It’s time to move up to the big kids table. Eighth grade is quickly coming to an end with the next level, high school a few months away. Bigger cafeterias, more hallways to navigate and twice as many students. High school is the time when 13-17-year-old students blossom into teenagers.

High school offers a student the chance to explore, learn and develop. Academics, personal talents and authentic personality all come to life during high school. Will it be a traditional college prep setting or maybe vocational technical training? STEM, STEAM curriculum?   about Junior ROTC?  But how do we choose for our Middle School student?

Parents of soon to be high school freshman should talk to them now. Talk about interest, academic paths, desires to learn with one’s hands or a combination of both. Not sure how to determine the high school path for a student. Consider using a career match survey sponsored by the folks at educationplanner.org. A survey that brings talent and interest into the conversation. But most importantly, visit with your 8th grade student all of your high school options.

Consider these areas when investigating all types of high school settings.

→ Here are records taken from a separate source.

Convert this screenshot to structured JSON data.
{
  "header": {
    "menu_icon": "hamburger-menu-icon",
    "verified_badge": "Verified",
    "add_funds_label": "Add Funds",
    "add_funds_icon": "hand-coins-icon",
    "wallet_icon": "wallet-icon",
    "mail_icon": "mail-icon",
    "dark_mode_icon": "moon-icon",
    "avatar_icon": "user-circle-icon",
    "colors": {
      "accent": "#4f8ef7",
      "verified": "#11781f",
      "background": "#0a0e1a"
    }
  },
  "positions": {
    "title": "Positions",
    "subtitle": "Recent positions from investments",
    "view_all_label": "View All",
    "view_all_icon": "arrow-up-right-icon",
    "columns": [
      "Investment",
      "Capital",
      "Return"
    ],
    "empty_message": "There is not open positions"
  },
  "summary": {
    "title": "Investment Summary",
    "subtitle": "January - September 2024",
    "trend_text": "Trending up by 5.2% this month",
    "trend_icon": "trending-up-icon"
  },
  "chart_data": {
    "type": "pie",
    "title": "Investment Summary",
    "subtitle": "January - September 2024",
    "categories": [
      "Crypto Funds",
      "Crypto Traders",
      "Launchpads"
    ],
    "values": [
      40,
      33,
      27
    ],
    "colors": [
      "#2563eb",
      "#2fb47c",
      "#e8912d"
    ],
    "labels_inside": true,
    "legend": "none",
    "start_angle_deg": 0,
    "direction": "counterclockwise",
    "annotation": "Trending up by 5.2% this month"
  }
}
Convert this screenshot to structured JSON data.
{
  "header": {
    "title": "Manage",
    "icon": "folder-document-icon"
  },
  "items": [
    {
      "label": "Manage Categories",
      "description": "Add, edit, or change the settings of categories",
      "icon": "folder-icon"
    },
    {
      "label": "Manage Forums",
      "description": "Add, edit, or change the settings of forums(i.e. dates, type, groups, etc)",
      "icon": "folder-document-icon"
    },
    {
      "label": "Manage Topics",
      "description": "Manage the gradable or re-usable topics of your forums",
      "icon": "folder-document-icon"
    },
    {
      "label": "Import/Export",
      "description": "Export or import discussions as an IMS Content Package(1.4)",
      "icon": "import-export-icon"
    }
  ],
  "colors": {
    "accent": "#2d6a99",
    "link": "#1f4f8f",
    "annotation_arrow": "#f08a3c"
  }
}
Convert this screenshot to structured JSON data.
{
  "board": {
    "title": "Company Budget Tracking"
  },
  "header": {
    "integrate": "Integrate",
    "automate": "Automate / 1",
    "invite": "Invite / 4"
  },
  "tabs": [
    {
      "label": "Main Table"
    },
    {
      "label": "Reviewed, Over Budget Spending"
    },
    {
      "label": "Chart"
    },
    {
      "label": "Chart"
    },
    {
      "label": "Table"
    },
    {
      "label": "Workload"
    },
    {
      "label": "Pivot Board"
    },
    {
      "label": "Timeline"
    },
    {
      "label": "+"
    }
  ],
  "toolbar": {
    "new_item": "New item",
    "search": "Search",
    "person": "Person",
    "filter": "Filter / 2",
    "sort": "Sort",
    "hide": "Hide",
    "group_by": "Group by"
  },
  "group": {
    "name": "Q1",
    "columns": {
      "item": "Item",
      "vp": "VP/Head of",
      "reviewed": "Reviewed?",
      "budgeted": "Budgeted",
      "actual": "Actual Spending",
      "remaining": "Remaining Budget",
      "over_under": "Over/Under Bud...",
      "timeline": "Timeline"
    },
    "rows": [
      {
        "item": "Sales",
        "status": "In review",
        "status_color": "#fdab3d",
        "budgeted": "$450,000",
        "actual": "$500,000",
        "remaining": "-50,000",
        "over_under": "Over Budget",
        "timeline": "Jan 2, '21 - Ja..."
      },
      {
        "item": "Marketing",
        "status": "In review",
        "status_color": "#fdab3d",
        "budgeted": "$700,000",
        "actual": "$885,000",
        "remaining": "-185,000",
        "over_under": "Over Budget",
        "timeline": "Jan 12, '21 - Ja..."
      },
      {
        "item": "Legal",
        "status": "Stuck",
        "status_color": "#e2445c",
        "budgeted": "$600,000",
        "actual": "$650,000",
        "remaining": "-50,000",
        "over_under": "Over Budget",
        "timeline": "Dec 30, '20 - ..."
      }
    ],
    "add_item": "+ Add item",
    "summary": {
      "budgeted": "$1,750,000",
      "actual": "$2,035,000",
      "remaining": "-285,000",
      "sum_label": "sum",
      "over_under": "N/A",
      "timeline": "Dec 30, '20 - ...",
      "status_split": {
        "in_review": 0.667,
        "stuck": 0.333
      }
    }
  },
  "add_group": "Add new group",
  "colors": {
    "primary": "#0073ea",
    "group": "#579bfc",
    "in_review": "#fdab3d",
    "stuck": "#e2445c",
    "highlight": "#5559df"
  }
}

  • Will the student be challenged academically? What level of math, science and language will a freshman be taking? Where do they end as seniors?
  • How does the school celebrate and support a student’s authentic self?
  • Are students encouraged to take honors course when success in standard classes comes easy?
  • What is the balance between academic and shop classes?
  • Are students encouraged to find their own identity through clubs and organizations?
  • Is there equal celebration for drama/theater & band as there is for athletics.
  • What is the reputation of the faculty and administration?
  • What type of academic support is offered students? How do you measure its effectiveness?
  • How does the administration address social issues like bullying & drugs; head on or with a naked eye?
  • How will a student be challenged to grow his/her personal character, expand one’s “moral compass”? Are service projects organized?
  • Does the system participate in dual enrollment with area colleges?

Study and time management skills are honed in the 6-7 through projects and activities and by 8th grade one’s self-discipline and moral compass begins to form. As a enters 9th grade they are on their way to formulating their high school resume which will help to identify their path after high school. The experience between 9th and 12th grade defines a student’s readiness to follow their path after high school. For some it will be college, others a professional trade and for many a combination of both. All should be celebrated. No longer do we live in a society where one path is the only direction for high school students.

Four years will be gone in the snap of your fingers. Open your Middle School student’s eyes to their possibilities – options for high school. The next transition will be very successful!!